What are you searching for?
Everybody is talking about Wolfram Alpha: it’s new, changing all the rules, is it a competitor for Google, is it not a competitor for Google, will it need some regulation over data delivered and will it be able to answer ANY question? Working in the legal industry means that a large part of my focus is to see how it is perceived by lawyers and legal professionals – is this going to be a useful tool for the legal industry?
Opinions vary though mostly all positive: futurlawyer has been reporting on it enthusiastically for the past few days, Greg Lambert, from LawGeekBlog gave an interesting review, focusing specifically on the relevancy to the legal industy. All in all, the social media arena is flooded with data streams heralding as well as questioning the deliverability of the product.
The question ‘what is a user after when searching the web’ is the 100 billion dollar question that whoever answers will ‘win’ the web. This is a tricky question as there are hundreds of search tasks and ‘mind sets’, and there is no one single answer. Many people have already mention that an answer based search cannot replace a wide search – i.e. Wolfram Alpha replacing Google – because the purposes of the two are so vastly different they actually complete each other.
The popular example of ‘Apple’ search used so often in semantic web discussions is a great example: how would you know if a user was looking for information about the fruit or ‘Apple‘ the company if they only typed ‘apple’ into the search box? Indeed Wolfram Alpha’s key proposition is the ability to deliver very precise answers based on very precise questions. And still it seems, if Wolfram will deliver it’s promise to give the most precise answer to any question, that the next step is an amalgamation of specific as well as wide search.
[Update] Last year saw YahooGlue launched in India to try and cover all interpretations and results format in one page. Searching for Apple? You’d get links to the brand, the fruit, the symbol, you’d get articles, videos, photos, reviews. Though promising, one year after launch, looks like it didn’t take off.

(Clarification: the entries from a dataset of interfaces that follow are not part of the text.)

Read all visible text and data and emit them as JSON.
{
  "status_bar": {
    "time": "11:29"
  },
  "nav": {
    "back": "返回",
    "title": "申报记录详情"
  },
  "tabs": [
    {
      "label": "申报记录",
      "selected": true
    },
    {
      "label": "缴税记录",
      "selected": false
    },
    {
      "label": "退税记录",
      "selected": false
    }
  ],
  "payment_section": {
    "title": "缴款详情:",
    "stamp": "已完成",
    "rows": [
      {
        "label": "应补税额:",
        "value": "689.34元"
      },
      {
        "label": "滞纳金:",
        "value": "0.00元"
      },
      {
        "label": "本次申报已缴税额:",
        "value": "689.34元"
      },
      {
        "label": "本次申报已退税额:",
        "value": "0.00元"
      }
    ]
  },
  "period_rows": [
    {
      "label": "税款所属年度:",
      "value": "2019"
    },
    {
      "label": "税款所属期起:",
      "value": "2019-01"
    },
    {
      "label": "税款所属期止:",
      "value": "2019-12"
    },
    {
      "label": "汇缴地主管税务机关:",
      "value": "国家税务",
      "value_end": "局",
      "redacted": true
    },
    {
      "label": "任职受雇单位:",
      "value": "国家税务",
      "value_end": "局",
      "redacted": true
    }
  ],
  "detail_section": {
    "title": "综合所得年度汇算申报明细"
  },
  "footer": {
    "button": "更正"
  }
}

Taking that into consideration, and seeing how we’re all so excited from a single answer search engine, one has to wonder if the general trend is for a single result search or a wide one to cover all references, opinions, etc? If so, what does it say on culture of information consumption – we want one answer to a question, no time to read further research, check, get a wider view, supportive evidence.